● **Records drawn from a dataset**:
★ ★ ★ ★ ★ ★ ★

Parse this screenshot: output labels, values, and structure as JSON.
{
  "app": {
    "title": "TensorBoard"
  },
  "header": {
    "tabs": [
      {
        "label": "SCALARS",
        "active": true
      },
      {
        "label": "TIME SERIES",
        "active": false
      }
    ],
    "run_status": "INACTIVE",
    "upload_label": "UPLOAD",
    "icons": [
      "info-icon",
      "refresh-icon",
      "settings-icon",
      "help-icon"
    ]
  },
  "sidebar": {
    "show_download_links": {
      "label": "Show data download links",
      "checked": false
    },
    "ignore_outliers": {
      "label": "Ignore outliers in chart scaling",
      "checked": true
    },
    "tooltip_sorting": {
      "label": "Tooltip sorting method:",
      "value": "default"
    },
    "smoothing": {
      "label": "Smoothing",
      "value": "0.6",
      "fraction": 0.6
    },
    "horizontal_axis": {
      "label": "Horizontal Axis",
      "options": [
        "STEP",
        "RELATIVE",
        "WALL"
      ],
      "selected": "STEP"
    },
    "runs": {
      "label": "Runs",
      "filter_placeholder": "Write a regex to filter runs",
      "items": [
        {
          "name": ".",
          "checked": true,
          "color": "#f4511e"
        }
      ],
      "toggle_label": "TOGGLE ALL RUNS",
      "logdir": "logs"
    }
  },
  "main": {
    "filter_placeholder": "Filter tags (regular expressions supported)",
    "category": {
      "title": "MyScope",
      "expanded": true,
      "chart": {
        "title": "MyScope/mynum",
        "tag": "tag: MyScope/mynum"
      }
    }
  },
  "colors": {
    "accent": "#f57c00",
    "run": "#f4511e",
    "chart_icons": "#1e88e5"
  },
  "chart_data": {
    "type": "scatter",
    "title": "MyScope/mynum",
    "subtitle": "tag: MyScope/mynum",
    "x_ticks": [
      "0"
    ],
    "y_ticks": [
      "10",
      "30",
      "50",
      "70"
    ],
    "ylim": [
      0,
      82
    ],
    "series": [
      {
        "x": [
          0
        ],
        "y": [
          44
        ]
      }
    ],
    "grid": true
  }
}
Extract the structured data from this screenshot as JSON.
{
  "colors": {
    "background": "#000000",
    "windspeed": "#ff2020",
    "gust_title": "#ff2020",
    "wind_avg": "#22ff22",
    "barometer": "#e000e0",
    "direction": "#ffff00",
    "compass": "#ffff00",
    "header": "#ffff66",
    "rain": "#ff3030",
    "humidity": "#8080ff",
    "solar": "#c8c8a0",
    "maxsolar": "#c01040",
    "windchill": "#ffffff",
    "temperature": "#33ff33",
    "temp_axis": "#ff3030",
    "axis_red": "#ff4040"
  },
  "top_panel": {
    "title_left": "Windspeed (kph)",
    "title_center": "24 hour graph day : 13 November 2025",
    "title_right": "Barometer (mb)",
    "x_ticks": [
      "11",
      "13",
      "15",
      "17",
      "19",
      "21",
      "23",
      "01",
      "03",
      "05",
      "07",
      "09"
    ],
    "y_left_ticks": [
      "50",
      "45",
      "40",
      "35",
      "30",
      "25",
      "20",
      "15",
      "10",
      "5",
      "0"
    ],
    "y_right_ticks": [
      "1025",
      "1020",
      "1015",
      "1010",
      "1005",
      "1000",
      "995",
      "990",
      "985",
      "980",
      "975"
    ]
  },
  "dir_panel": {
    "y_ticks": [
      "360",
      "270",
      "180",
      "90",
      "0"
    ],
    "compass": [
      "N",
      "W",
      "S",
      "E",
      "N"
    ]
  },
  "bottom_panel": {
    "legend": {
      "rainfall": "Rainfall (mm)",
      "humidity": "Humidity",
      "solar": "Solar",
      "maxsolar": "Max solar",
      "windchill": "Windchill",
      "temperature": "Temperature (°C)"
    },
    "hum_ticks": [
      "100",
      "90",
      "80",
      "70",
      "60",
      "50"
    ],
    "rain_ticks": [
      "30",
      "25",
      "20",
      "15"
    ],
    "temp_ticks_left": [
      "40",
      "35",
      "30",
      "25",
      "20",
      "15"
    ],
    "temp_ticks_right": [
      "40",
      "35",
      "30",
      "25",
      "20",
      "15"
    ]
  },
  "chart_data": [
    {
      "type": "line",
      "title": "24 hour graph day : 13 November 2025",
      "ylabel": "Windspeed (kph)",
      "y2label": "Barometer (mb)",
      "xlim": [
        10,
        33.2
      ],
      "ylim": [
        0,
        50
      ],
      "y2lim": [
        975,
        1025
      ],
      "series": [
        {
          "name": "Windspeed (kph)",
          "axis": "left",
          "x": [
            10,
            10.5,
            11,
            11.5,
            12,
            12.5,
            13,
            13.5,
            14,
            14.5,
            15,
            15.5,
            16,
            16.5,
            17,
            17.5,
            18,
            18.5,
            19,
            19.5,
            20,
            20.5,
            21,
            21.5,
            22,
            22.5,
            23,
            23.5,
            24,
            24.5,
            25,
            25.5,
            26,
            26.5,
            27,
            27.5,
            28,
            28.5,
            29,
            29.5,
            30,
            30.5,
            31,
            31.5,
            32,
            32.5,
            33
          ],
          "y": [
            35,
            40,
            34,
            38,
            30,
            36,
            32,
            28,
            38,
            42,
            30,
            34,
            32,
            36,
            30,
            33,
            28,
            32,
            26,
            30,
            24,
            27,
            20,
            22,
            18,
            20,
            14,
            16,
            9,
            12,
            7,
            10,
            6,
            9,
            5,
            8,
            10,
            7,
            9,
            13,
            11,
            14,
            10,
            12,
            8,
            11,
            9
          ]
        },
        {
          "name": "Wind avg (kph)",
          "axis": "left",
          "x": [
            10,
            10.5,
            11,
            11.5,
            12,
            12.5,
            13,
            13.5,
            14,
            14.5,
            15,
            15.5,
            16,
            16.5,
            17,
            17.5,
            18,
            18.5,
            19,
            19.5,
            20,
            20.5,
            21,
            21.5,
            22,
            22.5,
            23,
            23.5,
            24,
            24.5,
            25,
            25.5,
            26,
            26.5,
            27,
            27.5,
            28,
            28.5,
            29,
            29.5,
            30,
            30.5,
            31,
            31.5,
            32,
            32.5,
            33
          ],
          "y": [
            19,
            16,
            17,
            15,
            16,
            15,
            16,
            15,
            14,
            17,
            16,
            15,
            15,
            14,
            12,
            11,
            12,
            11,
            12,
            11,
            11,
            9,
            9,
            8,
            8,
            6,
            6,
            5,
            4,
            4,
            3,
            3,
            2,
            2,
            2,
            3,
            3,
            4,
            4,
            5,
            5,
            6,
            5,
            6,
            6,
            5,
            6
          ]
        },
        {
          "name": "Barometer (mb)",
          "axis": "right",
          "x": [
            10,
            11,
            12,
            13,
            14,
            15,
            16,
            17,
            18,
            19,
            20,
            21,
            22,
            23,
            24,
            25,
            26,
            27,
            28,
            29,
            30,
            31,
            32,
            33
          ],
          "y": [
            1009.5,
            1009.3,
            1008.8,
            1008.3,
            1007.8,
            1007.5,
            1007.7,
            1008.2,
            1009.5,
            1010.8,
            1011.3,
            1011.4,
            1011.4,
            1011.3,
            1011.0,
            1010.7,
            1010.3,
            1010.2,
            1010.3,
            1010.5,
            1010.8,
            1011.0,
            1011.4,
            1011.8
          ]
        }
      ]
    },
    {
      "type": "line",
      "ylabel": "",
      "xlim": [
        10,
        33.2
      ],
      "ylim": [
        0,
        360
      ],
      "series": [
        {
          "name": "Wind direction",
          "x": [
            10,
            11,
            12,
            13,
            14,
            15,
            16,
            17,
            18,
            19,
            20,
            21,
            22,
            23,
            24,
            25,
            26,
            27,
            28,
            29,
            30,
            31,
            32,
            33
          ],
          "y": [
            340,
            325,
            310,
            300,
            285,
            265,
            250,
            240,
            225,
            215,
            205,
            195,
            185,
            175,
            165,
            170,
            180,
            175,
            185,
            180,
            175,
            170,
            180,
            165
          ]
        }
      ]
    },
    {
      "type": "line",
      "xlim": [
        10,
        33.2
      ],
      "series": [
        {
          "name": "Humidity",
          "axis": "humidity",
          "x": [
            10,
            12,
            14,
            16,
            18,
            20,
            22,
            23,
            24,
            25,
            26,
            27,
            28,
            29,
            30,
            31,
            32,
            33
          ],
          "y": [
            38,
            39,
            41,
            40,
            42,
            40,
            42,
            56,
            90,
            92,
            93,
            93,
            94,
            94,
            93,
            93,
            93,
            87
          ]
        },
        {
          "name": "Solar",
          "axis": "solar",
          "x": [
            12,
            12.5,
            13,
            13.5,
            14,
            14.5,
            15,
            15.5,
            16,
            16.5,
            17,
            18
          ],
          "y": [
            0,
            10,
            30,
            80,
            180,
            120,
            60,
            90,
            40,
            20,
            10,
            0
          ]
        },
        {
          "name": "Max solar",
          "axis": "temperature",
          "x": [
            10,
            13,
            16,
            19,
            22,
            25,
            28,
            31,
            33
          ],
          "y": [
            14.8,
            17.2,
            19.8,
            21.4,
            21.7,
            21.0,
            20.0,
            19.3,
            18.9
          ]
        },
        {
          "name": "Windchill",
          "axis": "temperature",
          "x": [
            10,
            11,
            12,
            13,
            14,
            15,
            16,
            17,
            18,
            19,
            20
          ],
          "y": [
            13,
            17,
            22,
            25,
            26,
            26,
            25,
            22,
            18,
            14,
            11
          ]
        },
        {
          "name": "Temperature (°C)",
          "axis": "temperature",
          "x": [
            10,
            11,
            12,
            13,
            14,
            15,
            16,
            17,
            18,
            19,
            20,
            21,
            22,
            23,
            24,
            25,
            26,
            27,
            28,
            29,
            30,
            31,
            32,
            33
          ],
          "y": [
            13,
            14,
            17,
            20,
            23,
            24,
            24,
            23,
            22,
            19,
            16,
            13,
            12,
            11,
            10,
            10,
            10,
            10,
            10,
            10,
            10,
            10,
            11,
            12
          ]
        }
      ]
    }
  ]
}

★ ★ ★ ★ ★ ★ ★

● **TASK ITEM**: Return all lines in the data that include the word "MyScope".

● **RESPONSE BOX**:
      "title": "MyScope",
        "title": "MyScope/mynum",
        "tag": "tag: MyScope/mynum"
    "title": "MyScope/mynum",
    "subtitle": "tag: MyScope/mynum",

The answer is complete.